Ewe and kidThe lambing period is the most important phase of any smallstock operation. Lamb mortalities under extensive conditions is an important problem which can negatively impact on production levels. Losses of up to 50% can occur as a result of poor supervision and poor or overfeeding of ewes. Nutrition and care of the ewe during late pregnancy is thus of great importance. Good feeding and nutritional regimens during late pregnancy are important as the ewe must gain 7 – 9kg during the last six weeks of pregnancy.

Select the time of year during which the most plentiful supply of food is available up to the period after weaning occurs; in other words, the period during which food will be available for at least 31/2 – 4 months in order to breed kids as well and as cheaply as possible. If possible, it is preferable to plan in such a way that food will still be in plentiful supply for a further 2-4 months, since it is best to market Boergoat kids at the age of 3-6 months. This enables the producer to withhold only his replacement goats during the period of the year when food is scarcer, especially in those areas where farming is on an extremely extensive basis. Try to keep mating time as short as possible – ideally, 36 days. In this way, each ewe will have two cycles with the ram. This also facilitates management and marketing considerably.

Prior to kidding

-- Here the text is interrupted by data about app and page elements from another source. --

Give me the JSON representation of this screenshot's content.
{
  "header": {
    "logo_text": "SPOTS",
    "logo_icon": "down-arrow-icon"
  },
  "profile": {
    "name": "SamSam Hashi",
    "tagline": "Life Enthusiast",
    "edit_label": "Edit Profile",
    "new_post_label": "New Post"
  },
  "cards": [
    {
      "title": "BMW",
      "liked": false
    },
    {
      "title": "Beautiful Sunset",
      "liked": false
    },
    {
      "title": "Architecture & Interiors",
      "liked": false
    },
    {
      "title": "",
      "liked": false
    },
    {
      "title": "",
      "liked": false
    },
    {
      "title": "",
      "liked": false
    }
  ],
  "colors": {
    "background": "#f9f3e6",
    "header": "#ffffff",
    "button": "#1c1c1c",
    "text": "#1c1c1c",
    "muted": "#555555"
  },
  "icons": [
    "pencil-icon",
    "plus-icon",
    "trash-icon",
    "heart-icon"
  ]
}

Ewes in the final stages of pregnancy (last six weeks) must be dosed for internal parasites, especially noseworms so that they don’t lose their lambs. Scent plays an extremely important part in lamb recognition and therefore it is important that the ewe’s nose is clear of any parasites and other obstructions. The administration of Vitamin A will improve general health, raise immunity levels generally and prevent afterbirth retention. Inoculate against gangrene of the uterus 2-3 months before the kidding season. The symptoms of this disease are: ewes die shortly after a period of up to three days after birth as a result of severe inflammation of the uterus. Inoculate against scabby mouth one month before kidding season in order to guard against udder infection. Two thirds of the growth of the fetus takes place during the last three weeks of pregnancy. For this reason, it is very important to make extra nutritional provision during this period, in the form of the same treatment as that administered before mating time.

Among Boergoats, the average percentage of kids is 180 % and many triple births occur. Extra nutrition will make kids stronger and better able to maintain life at birth, especially in the case of multiple births. This is why the sonar is of inestimable value in determining the presence of triplets or quads, in order to ensure that each of the kids is born strong and with a good capacity to maintain life. During droughts it is essential to prevent abortions by giving supplementary feed following two months of pregnancy.

During kidding season

This is the only period during which Boer goat farming requires a great deal of care and attention. This is why it is important to keep the kidding season as brief as possible, so that full attention can be focused on it. It is extremely important to carry out planning properly. Therefore, it is necessary to plan this aspect thoroughly and consider using one of the following methods, or a combination thereof, in accordance with your particular circumstances.

Enclosure of kids in a large pen

In this instance, all the kids remain behind in the pen when the ewes go to pasture. This system is not recommended, since the kids are invariably thirsty when the ewes return, with the result that any kid will tend to drink milk from any ewe. It is surprising to note how often this method is till used in spite of all its inherent disadvantages.

Small camps

The establishment of small camps with sufficient food, shelter and shade, which are kept aside for the kidding season, is showing signs of becoming the accepted method for the future, especially in cases where farming with large numbers is practiced. In terms of this system, 10-20 ewes are placed in a small camp, where they are able to give birth in peace and remain with their kids until the latter are strong enough (2-3 weeks), after which they may be incorporated into larger flocks. Each ewe which has given birth (along with her kids) receives the same paint serial number. Different colours may be used for single kids, twins and triplets. All that the flock manager has to do is to walk amongst the ewes three times per day and place kids correctly with their siblings, and ensure that the ewe allows each kid to drink. The manager may also sort the ewes into camps according to single or dual births once they have given birth, so that it is easier to ascertain whether a ewe should have one or two kids.

The birth of triplets tends to present problems, and the following alternative solutions are suggested:

  • Use system number one for the first three weeks, namely small enclosures.

Since there is no place for three kids to drink simultaneously, triplets usually present the problem that the weakest kid is always pushed aside. If three kids are left with the ewe, she is able to raise them successfully if she is very well fed or if the third kid can be removed by means of one of the following systems:

  • Giving the kid to an ewe with a single kid by means of the use for system one, using a small enclosure. What is important is that the ewes with only a single kid should each receive a new kid as soon as possible after having given birth to their own. Ewes usually accept a new kid within one or two weeks.
  • Raising the third kid by hand with a bottle, or making use of a milch-goat. The latter method works exceptionally well, and a good milch-goat can simultaneously raise four kids exceptionally well if a system of separate enclosure is used.